### What to do:
Read through the entries below and return each line with the word "settings".

Segment Start: Data for the task

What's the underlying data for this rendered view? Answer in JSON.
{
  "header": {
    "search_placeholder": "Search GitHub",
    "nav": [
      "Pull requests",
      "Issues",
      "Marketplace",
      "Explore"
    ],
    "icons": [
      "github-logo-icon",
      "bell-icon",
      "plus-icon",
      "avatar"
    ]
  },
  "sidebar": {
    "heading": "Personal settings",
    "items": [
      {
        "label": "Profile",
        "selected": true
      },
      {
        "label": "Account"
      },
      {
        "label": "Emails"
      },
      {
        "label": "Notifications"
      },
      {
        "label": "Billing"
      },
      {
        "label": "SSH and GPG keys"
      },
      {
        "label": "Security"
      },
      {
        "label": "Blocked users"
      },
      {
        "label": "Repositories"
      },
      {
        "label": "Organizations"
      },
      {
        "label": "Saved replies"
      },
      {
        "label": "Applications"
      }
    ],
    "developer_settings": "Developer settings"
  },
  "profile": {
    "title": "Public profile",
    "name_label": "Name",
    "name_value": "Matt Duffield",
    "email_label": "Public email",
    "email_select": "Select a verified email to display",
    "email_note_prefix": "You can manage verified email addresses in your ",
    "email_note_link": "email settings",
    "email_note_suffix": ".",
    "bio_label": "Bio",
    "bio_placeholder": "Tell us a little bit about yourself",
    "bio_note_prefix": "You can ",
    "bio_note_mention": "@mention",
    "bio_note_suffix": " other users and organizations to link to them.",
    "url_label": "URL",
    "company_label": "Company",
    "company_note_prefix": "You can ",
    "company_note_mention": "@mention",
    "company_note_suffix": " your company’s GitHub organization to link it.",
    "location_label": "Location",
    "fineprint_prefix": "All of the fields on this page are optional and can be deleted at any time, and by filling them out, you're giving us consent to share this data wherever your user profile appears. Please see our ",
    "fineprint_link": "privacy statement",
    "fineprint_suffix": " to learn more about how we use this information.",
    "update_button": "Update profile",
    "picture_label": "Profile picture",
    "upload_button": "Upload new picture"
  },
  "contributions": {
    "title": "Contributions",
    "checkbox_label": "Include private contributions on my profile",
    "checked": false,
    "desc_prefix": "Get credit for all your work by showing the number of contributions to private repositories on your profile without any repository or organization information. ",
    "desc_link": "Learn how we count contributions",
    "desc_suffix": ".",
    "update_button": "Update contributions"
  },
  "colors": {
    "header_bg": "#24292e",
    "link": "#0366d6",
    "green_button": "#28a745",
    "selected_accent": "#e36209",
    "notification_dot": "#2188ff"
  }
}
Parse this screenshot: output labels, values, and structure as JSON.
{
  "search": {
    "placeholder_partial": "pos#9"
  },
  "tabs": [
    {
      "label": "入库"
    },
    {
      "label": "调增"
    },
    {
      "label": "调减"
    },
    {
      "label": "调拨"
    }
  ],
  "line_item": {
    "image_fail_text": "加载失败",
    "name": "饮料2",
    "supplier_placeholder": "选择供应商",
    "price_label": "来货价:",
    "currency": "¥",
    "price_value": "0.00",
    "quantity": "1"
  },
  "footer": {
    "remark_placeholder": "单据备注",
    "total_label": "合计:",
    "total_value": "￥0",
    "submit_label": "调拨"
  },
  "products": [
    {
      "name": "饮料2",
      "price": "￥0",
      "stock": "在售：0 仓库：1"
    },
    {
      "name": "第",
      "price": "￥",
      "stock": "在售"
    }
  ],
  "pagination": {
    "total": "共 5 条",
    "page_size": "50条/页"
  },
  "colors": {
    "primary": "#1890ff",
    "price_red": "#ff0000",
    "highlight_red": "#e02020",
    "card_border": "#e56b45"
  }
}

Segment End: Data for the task

### Expected answer:
    "heading": "Personal settings",
    "developer_settings": "Developer settings"
    "email_note_link": "email settings",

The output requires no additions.